The Rose House Offers Kindness For Those With Developmental Disabilities
By Ejvind Boccolini
All throughout northern New Jersey, an organization is helping adults with intellectual and/or developmental disabilities lead more meaningful lives as they become integrated into the community and workforce more and more.
The Rose House, in Morris Plains, is a “non-profit organization, providing person-centered programs for developmentally disabled adults, helping them to pursue their goals and dreams, and become valued members of their communities,” their website reads.
Earlier this month, Tom Mitchell, of the Rose House spoke in a phone interview about upcoming programs and the help they have given individuals with intellectual and/or developmental disabilities.
The Rose House serves adults with Intellectual and Developmental Disabilities (IDD) such as Down Syndrome, Fragile X Syndrome and Autism Spectrum Disorders. Its contact information is info@TheRoseHouse.org; and its website is TheRoseHouse.org.
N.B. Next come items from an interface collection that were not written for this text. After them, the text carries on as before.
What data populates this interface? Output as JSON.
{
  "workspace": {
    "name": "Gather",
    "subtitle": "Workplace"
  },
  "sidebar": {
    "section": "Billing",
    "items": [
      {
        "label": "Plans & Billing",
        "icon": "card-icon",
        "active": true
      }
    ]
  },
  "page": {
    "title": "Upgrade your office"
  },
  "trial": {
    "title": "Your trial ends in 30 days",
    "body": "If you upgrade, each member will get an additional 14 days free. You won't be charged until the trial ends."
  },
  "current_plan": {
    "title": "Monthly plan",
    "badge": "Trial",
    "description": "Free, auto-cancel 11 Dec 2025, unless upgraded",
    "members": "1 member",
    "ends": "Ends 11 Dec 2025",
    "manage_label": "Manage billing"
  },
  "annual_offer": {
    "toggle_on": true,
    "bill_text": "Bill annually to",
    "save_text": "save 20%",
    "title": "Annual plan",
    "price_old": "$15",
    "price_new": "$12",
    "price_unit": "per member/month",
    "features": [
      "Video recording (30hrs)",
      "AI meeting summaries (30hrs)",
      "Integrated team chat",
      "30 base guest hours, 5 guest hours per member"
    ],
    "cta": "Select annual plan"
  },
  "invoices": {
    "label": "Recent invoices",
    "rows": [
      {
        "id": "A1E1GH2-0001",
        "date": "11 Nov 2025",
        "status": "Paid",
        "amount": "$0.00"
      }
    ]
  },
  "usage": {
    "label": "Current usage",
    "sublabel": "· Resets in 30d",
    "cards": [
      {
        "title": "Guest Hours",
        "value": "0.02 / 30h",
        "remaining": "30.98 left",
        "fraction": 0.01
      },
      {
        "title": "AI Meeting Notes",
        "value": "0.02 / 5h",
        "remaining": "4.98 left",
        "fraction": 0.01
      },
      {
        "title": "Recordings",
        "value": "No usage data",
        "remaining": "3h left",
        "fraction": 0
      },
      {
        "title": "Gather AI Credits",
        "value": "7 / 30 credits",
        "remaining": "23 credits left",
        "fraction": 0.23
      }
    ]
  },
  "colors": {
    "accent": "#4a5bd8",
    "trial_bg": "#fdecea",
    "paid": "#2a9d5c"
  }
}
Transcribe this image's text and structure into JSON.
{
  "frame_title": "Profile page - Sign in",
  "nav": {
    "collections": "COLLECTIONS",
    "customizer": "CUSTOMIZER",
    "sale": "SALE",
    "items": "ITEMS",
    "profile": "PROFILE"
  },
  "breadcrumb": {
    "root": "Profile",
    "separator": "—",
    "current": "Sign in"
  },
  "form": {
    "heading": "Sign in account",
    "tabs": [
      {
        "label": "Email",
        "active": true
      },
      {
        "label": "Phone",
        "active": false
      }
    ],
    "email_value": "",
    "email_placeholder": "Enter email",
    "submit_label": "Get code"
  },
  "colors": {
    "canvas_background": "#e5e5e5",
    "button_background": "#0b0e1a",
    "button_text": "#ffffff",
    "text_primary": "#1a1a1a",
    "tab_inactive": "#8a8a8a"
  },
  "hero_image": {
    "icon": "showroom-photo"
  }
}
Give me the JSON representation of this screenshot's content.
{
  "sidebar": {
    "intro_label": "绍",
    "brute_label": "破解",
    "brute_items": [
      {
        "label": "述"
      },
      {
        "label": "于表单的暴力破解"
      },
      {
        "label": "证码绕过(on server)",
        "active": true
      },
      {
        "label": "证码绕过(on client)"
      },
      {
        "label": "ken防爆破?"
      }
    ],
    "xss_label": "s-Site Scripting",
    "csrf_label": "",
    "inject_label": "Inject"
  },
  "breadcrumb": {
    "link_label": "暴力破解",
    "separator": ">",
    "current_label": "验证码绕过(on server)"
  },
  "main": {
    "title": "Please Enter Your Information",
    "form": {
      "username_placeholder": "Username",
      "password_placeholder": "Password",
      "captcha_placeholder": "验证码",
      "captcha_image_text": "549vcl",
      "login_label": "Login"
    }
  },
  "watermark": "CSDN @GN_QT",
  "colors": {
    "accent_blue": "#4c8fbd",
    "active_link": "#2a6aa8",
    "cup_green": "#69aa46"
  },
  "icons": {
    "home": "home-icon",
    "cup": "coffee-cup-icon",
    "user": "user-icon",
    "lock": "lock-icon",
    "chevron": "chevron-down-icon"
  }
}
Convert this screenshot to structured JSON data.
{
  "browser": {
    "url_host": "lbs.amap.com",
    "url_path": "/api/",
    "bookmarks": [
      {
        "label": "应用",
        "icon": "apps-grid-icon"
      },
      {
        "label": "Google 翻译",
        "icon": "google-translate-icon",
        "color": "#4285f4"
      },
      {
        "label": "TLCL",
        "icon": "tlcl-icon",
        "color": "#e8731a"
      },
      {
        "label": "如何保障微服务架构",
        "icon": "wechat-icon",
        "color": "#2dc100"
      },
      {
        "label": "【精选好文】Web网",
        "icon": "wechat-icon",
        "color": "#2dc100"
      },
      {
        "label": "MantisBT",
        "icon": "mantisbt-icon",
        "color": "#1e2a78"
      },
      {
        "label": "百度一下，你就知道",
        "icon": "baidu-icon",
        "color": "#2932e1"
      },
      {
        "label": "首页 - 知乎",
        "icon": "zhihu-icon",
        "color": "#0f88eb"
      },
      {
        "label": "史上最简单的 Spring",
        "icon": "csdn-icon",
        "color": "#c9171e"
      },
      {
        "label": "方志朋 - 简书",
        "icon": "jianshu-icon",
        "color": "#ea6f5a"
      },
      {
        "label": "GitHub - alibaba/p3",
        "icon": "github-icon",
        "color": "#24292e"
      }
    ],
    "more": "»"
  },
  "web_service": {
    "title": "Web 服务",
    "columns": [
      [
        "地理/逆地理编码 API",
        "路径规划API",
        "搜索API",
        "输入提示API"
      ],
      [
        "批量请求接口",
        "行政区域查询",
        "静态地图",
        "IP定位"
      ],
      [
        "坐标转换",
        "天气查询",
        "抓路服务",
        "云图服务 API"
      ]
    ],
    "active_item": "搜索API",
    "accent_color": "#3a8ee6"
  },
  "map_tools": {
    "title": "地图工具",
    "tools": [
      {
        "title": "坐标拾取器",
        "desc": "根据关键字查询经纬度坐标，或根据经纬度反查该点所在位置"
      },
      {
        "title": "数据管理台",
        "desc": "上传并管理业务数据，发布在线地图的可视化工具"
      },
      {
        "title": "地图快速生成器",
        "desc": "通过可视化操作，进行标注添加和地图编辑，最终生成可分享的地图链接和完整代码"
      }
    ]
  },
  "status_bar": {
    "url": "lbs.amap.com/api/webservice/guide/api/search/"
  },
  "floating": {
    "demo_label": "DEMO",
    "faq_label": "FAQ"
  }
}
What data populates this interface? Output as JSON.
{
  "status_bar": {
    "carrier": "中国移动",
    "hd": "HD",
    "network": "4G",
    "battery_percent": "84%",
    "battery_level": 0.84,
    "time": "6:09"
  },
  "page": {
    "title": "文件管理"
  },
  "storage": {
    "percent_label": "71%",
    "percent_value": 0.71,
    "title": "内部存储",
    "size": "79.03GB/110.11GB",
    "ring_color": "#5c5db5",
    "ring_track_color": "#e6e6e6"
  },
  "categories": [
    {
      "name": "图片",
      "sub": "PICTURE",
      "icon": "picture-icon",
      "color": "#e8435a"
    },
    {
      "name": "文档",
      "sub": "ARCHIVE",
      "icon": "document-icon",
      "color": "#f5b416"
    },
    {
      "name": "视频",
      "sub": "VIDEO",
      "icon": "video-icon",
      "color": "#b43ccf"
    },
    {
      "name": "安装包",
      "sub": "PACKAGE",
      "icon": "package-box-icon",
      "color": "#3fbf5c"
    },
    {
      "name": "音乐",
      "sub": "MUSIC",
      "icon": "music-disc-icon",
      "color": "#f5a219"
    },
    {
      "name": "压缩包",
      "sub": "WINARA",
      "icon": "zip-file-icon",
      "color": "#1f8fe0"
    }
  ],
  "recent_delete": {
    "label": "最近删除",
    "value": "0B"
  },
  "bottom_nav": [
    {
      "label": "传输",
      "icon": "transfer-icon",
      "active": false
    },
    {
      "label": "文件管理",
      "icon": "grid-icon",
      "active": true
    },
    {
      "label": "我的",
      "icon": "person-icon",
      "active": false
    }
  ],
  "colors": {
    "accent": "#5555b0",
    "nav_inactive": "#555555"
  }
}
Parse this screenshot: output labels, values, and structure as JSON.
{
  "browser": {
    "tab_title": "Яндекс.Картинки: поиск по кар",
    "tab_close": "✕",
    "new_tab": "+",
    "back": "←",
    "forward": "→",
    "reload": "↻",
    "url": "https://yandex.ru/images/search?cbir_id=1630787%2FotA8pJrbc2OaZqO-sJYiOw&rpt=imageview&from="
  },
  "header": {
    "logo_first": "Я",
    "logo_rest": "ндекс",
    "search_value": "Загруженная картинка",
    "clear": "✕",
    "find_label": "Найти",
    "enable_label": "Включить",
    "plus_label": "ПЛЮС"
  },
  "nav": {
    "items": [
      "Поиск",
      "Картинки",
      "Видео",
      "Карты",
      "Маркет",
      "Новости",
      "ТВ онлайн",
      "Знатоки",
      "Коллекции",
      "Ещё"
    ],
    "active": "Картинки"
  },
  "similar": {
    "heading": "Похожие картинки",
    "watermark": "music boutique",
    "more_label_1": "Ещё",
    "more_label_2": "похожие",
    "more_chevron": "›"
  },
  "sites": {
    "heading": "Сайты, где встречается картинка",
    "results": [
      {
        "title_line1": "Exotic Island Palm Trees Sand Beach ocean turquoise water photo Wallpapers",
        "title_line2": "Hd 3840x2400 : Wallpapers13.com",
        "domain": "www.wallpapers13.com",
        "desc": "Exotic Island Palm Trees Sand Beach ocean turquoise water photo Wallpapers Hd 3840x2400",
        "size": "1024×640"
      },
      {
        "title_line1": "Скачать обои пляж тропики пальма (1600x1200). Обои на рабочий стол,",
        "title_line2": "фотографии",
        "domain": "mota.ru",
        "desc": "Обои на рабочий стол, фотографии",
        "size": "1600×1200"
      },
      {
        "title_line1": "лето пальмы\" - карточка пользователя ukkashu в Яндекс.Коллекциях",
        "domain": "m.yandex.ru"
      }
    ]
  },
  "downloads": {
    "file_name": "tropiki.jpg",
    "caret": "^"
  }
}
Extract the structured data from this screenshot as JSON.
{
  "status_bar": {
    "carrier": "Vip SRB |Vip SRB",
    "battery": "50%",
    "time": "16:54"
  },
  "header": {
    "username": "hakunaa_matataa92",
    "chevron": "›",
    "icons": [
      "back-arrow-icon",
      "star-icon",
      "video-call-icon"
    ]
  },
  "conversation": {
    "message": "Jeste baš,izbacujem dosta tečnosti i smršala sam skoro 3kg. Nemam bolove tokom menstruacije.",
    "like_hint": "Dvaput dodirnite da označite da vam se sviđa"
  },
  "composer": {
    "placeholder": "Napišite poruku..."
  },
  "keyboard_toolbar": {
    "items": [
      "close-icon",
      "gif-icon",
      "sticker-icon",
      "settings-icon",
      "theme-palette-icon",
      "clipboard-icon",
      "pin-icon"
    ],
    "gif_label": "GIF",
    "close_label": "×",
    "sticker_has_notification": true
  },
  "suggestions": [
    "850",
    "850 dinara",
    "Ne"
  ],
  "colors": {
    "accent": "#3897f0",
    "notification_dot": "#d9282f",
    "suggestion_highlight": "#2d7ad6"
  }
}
Mitchell said The Rose House has programs to help out families with an IDD individuals, and the men and women themselves, visiting their homes for possibly a few hours each day or each week, depending on the level of care. There are different levels of vocational training and “self-directed” supports as well, and IDD individuals also visit the community for activities.
In Parsippany, at the Parsippany PAL, there is the Rose House Cafe, a community center-type facility in which IDD men and women serve tasty muffins, soups, salads, chips and hot dogs to the members and occasional members of the community. This is one example of how IDD men and women have been trained and integrated into the workforce, each gaining a personal uplift and creating a more meaningful life for themselves.
The Rose House also has four group homes, and 10 apartments in northern NJ, offering residential possibilities for men and women. There are two group homes in Budd Lake, one in Morris Plains, and 10 apartments in Hanover. They are in the process of purchasing a house in Parsippany as well.
Training and education in independent living skills can allow individuals to enter into these residential living spaces. They gain skills in cooking, cleaning, community shopping, and of course, job skills such as working a cash register, for instance.
“The more integrated the better,” said Mitchell, adding that the Rose House has served more than 100 individuals during its 15 years.
For these programs, families receive partial funding from the state, and parents provide funding too. The Rose House accepts men and women 21 and older.
As a result, IDD men and women can become integrated by way of community-based Residential Living Skills that they will obtain from The Rose House; Competitive Employment Training; Job Sampling for High School Seniors (graduating seniors can become involved though not yet 21); and Healthy Choices, a three-session course on cooking your own healthy, tasty meals, designed specifically for people with developmental disabilities and their caregivers.
Rose House is planning a 5K run/walk at County College of Morris in Randolph for Oct. 11. Check its website, the RoseHouse.org closer to the event to confirm the details.
Individuals qualify for the Rose House services via referrals from the state Department of Developmental Disabilities, Easter Seals, and also via referrals from NJ high schools.